> [Dataset entries]:
══════════

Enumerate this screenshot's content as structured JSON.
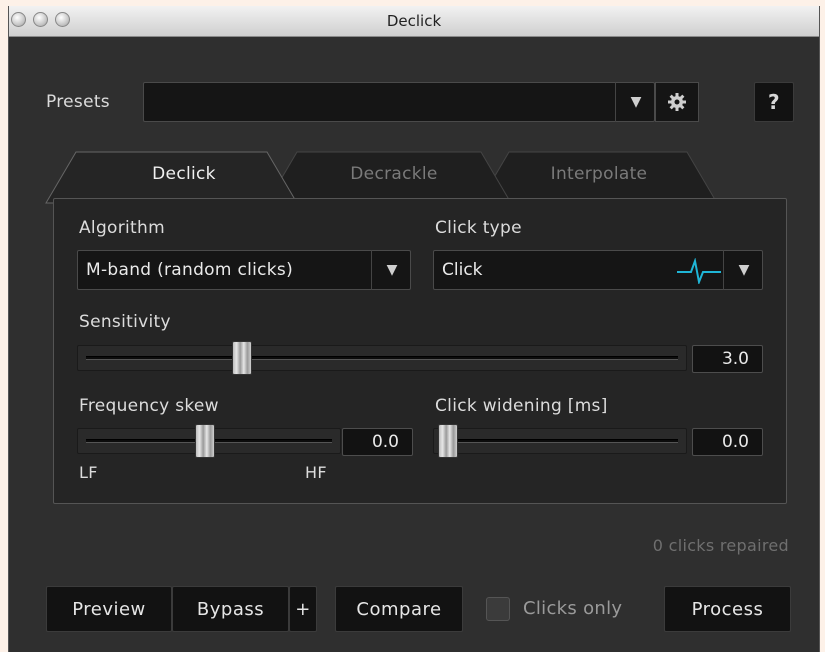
{
  "window": {
    "title": "Declick"
  },
  "presets": {
    "label": "Presets",
    "value": "",
    "help": "?"
  },
  "tabs": [
    {
      "label": "Declick",
      "active": true
    },
    {
      "label": "Decrackle",
      "active": false
    },
    {
      "label": "Interpolate",
      "active": false
    }
  ],
  "algorithm": {
    "label": "Algorithm",
    "value": "M-band (random clicks)"
  },
  "click_type": {
    "label": "Click type",
    "value": "Click",
    "icon": "click-waveform-icon"
  },
  "sensitivity": {
    "label": "Sensitivity",
    "value": "3.0",
    "level": 0.27
  },
  "frequency_skew": {
    "label": "Frequency skew",
    "value": "0.0",
    "level": 0.5,
    "min_label": "LF",
    "max_label": "HF"
  },
  "click_widening": {
    "label": "Click widening [ms]",
    "value": "0.0",
    "level": 0.0
  },
  "status": {
    "text": "0 clicks repaired"
  },
  "buttons": {
    "preview": "Preview",
    "bypass": "Bypass",
    "plus": "+",
    "compare": "Compare",
    "clicks_only": "Clicks only",
    "process": "Process"
  },
  "colors": {
    "accent": "#1fb5d6",
    "panel": "#252525",
    "window": "#2f2f2f"
  }
}
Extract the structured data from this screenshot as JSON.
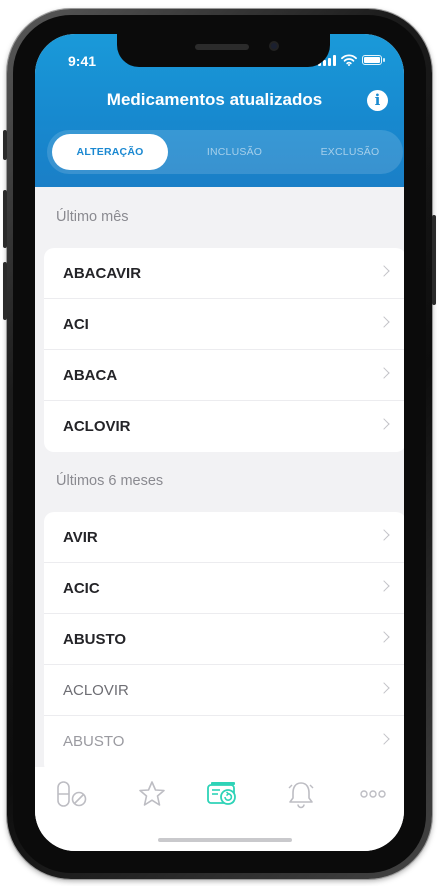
{
  "status_bar": {
    "time": "9:41"
  },
  "header": {
    "title": "Medicamentos atualizados",
    "info_icon": "info-icon"
  },
  "segments": [
    {
      "label": "ALTERAÇÃO",
      "active": true
    },
    {
      "label": "INCLUSÃO",
      "active": false
    },
    {
      "label": "EXCLUSÃO",
      "active": false
    }
  ],
  "sections": [
    {
      "label": "Último mês",
      "items": [
        {
          "label": "ABACAVIR"
        },
        {
          "label": "ACI"
        },
        {
          "label": "ABACA"
        },
        {
          "label": "ACLOVIR"
        }
      ]
    },
    {
      "label": "Últimos 6 meses",
      "items": [
        {
          "label": "AVIR"
        },
        {
          "label": "ACIC"
        },
        {
          "label": "ABUSTO"
        },
        {
          "label": "ACLOVIR"
        },
        {
          "label": "ABUSTO"
        }
      ]
    }
  ],
  "tabbar": {
    "icons": [
      "pill-icon",
      "star-icon",
      "updates-icon",
      "bell-icon",
      "more-icon"
    ],
    "active_color": "#2ed3b7",
    "inactive_color": "#bdbdc3"
  },
  "colors": {
    "header": "#1789cf",
    "accent": "#1a88d1"
  }
}
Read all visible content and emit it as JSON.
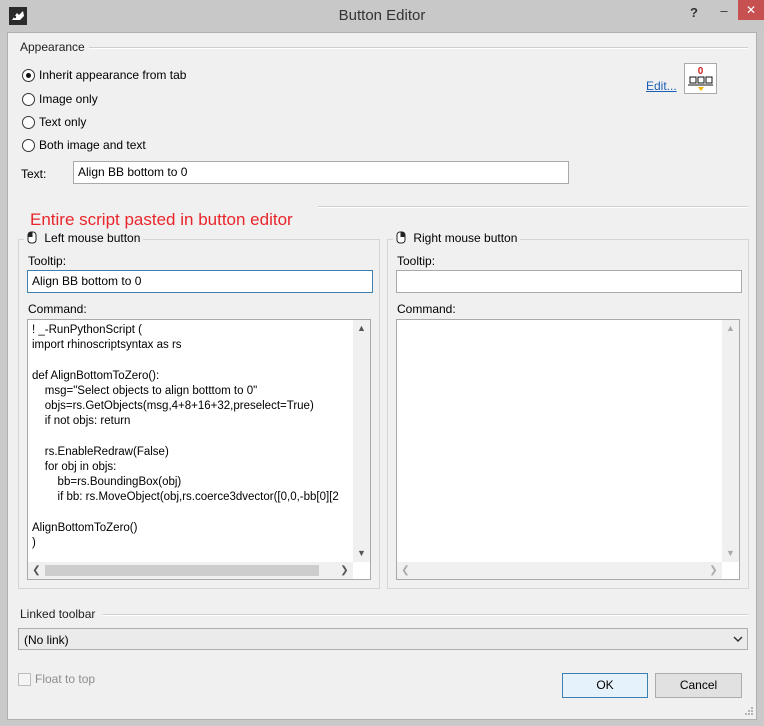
{
  "window": {
    "title": "Button Editor",
    "help_label": "?",
    "minimize_label": "–",
    "close_label": "✕",
    "close_color": "#c75050"
  },
  "appearance": {
    "section_label": "Appearance",
    "options": [
      {
        "label": "Inherit appearance from tab",
        "checked": true
      },
      {
        "label": "Image only",
        "checked": false
      },
      {
        "label": "Text only",
        "checked": false
      },
      {
        "label": "Both image and text",
        "checked": false
      }
    ],
    "edit_link": "Edit...",
    "text_label": "Text:",
    "text_value": "Align BB bottom to 0"
  },
  "annotation": {
    "text": "Entire script pasted in button editor",
    "color": "#e8262c"
  },
  "left_mouse": {
    "label": "Left mouse button",
    "tooltip_label": "Tooltip:",
    "tooltip_value": "Align BB bottom to 0",
    "command_label": "Command:",
    "command_lines": [
      "! _-RunPythonScript (",
      "import rhinoscriptsyntax as rs",
      "",
      "def AlignBottomToZero():",
      "    msg=\"Select objects to align botttom to 0\"",
      "    objs=rs.GetObjects(msg,4+8+16+32,preselect=True)",
      "    if not objs: return",
      "",
      "    rs.EnableRedraw(False)",
      "    for obj in objs:",
      "        bb=rs.BoundingBox(obj)",
      "        if bb: rs.MoveObject(obj,rs.coerce3dvector([0,0,-bb[0][2",
      "",
      "AlignBottomToZero()",
      ")"
    ]
  },
  "right_mouse": {
    "label": "Right mouse button",
    "tooltip_label": "Tooltip:",
    "tooltip_value": "",
    "command_label": "Command:"
  },
  "linked_toolbar": {
    "section_label": "Linked toolbar",
    "selected": "(No link)"
  },
  "float_to_top": {
    "label": "Float to top",
    "checked": false
  },
  "buttons": {
    "ok": "OK",
    "cancel": "Cancel"
  }
}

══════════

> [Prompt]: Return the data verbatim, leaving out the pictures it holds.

> [Answer box]:
Enumerate this screenshot's content as structured JSON.
{
  "window": {
    "title": "Declick"
  },
  "presets": {
    "label": "Presets",
    "value": "",
    "help": "?"
  },
  "tabs": [
    {
      "label": "Declick",
      "active": true
    },
    {
      "label": "Decrackle",
      "active": false
    },
    {
      "label": "Interpolate",
      "active": false
    }
  ],
  "algorithm": {
    "label": "Algorithm",
    "value": "M-band (random clicks)"
  },
  "click_type": {
    "label": "Click type",
    "value": "Click",
    "icon": "click-waveform-icon"
  },
  "sensitivity": {
    "label": "Sensitivity",
    "value": "3.0",
    "level": 0.27
  },
  "frequency_skew": {
    "label": "Frequency skew",
    "value": "0.0",
    "level": 0.5,
    "min_label": "LF",
    "max_label": "HF"
  },
  "click_widening": {
    "label": "Click widening [ms]",
    "value": "0.0",
    "level": 0.0
  },
  "status": {
    "text": "0 clicks repaired"
  },
  "buttons": {
    "preview": "Preview",
    "bypass": "Bypass",
    "plus": "+",
    "compare": "Compare",
    "clicks_only": "Clicks only",
    "process": "Process"
  },
  "colors": {
    "accent": "#1fb5d6",
    "panel": "#252525",
    "window": "#2f2f2f"
  }
}
Extract the structured data from this screenshot as JSON.
{
  "status_bar": {
    "time": "9:41"
  },
  "header": {
    "title": "Medicamentos atualizados",
    "info_icon": "info-icon"
  },
  "segments": [
    {
      "label": "ALTERAÇÃO",
      "active": true
    },
    {
      "label": "INCLUSÃO",
      "active": false
    },
    {
      "label": "EXCLUSÃO",
      "active": false
    }
  ],
  "sections": [
    {
      "label": "Último mês",
      "items": [
        {
          "label": "ABACAVIR"
        },
        {
          "label": "ACI"
        },
        {
          "label": "ABACA"
        },
        {
          "label": "ACLOVIR"
        }
      ]
    },
    {
      "label": "Últimos 6 meses",
      "items": [
        {
          "label": "AVIR"
        },
        {
          "label": "ACIC"
        },
        {
          "label": "ABUSTO"
        },
        {
          "label": "ACLOVIR"
        },
        {
          "label": "ABUSTO"
        }
      ]
    }
  ],
  "tabbar": {
    "icons": [
      "pill-icon",
      "star-icon",
      "updates-icon",
      "bell-icon",
      "more-icon"
    ],
    "active_color": "#2ed3b7",
    "inactive_color": "#bdbdc3"
  },
  "colors": {
    "header": "#1789cf",
    "accent": "#1a88d1"
  }
}
Read all visible content and emit it as JSON.
{
  "window": {
    "title": "Button Editor",
    "help_label": "?",
    "minimize_label": "–",
    "close_label": "✕",
    "close_color": "#c75050"
  },
  "appearance": {
    "section_label": "Appearance",
    "options": [
      {
        "label": "Inherit appearance from tab",
        "checked": true
      },
      {
        "label": "Image only",
        "checked": false
      },
      {
        "label": "Text only",
        "checked": false
      },
      {
        "label": "Both image and text",
        "checked": false
      }
    ],
    "edit_link": "Edit...",
    "text_label": "Text:",
    "text_value": "Align BB bottom to 0"
  },
  "annotation": {
    "text": "Entire script pasted in button editor",
    "color": "#e8262c"
  },
  "left_mouse": {
    "label": "Left mouse button",
    "tooltip_label": "Tooltip:",
    "tooltip_value": "Align BB bottom to 0",
    "command_label": "Command:",
    "command_lines": [
      "! _-RunPythonScript (",
      "import rhinoscriptsyntax as rs",
      "",
      "def AlignBottomToZero():",
      "    msg=\"Select objects to align botttom to 0\"",
      "    objs=rs.GetObjects(msg,4+8+16+32,preselect=True)",
      "    if not objs: return",
      "",
      "    rs.EnableRedraw(False)",
      "    for obj in objs:",
      "        bb=rs.BoundingBox(obj)",
      "        if bb: rs.MoveObject(obj,rs.coerce3dvector([0,0,-bb[0][2",
      "",
      "AlignBottomToZero()",
      ")"
    ]
  },
  "right_mouse": {
    "label": "Right mouse button",
    "tooltip_label": "Tooltip:",
    "tooltip_value": "",
    "command_label": "Command:"
  },
  "linked_toolbar": {
    "section_label": "Linked toolbar",
    "selected": "(No link)"
  },
  "float_to_top": {
    "label": "Float to top",
    "checked": false
  },
  "buttons": {
    "ok": "OK",
    "cancel": "Cancel"
  }
}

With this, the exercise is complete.